Beyond Aristotelian theory, the specifically commercial nature of the middle class is also made central, as the democratic institutions of law, power limitation, and electoral participation were carried by a commercial middle class.
This volume traces the development of democracy and the rise of the commercial middle class from ancient Greece to Renaissance Italy, to post-feudal Europe. Socialism, communism and fascism are discussed as reactions to capitalist-democracy. The book concludes with an analysis of the structural and cultural bases of democracy.

Value Contrasts and Consensus in Present-Day Europe

Painting Europe’s Moral Landscapes


Edited by Wil Arts and Loek Halman

People's fundamental values can be conceived of as conceptions of what is desirable. They influence their selection from available modes, means and ends of action. Because of the societal importance of values they deserve scholarly attention. This volume inquires into the values present-day Europeans cherish by empirically analyzing the data of 2008/2010 wave of the European Values Study and explaining the consensus and contrasts in value orientations found. The contributors to this volume try to capture the diversities and similarities in value orientations between contemporary European countries in a range of life-spheres by unravelling context and composition effects. They are in search of evidence that either country level factors such as institutional arrangements or the composition of the populations of countries in terms of gender, age, socio-economic status, religion etcetera have the greatest impact. By doing so they paint the moral landscapes of Europe today.

From 'Civil Society' to 'Europe'

A Sociological Study on Constitutionalism after Communism


Grazyna Skapska

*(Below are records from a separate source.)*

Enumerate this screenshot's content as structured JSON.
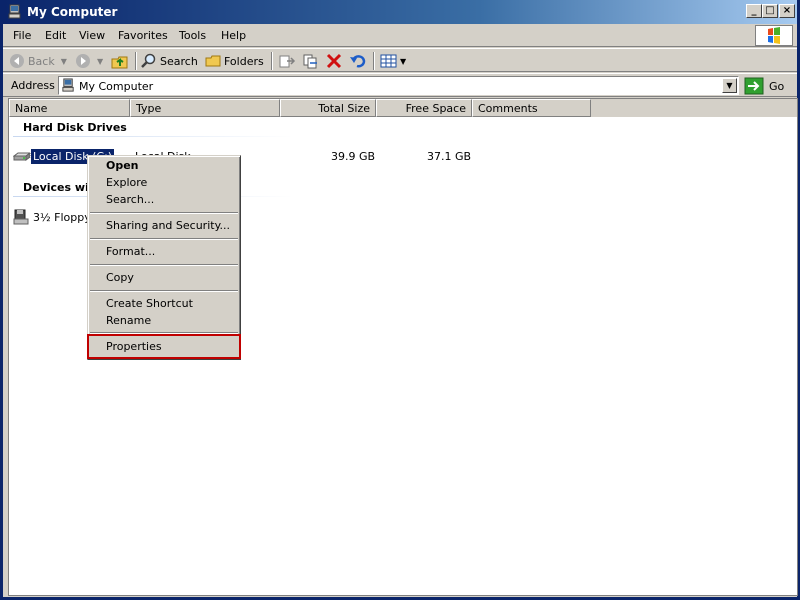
{
  "window": {
    "title": "My Computer"
  },
  "menubar": {
    "items": [
      "File",
      "Edit",
      "View",
      "Favorites",
      "Tools",
      "Help"
    ]
  },
  "toolbar": {
    "back": "Back",
    "search": "Search",
    "folders": "Folders"
  },
  "addressbar": {
    "label": "Address",
    "value": "My Computer",
    "go": "Go"
  },
  "columns": [
    "Name",
    "Type",
    "Total Size",
    "Free Space",
    "Comments"
  ],
  "groups": {
    "hard_disk": "Hard Disk Drives",
    "removable": "Devices wit"
  },
  "rows": {
    "local_disk": {
      "name": "Local Disk (C:)",
      "type": "Local Disk",
      "total": "39.9 GB",
      "free": "37.1 GB"
    },
    "floppy": {
      "name": "3½ Floppy"
    }
  },
  "context_menu": {
    "open": "Open",
    "explore": "Explore",
    "search": "Search...",
    "sharing": "Sharing and Security...",
    "format": "Format...",
    "copy": "Copy",
    "create_shortcut": "Create Shortcut",
    "rename": "Rename",
    "properties": "Properties"
  },
  "colors": {
    "title_active": "#0a246a",
    "selection": "#0a246a",
    "highlight_box": "#c00000",
    "face": "#d4d0c8"
  }
}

In East Central Europe, constitutionalism comprises an effort by postcommunist societies to consolidate around certain values, principles, and rules that would facilitate the formation of a new political architecture as well as a new political identity for their countries. Based primarily on the experience of Poland - in comparison with other East Central European countries - this book debates the specific features of postcommunist constitutionalism. The result is a theory of reflexive constitutionalism (informed by the sociological theory of reflexive modernization) which assesses critically the intellectual resources as well as the consolidating potential of the classic foundations of liberal democracy within the reality of postcommunist transformation.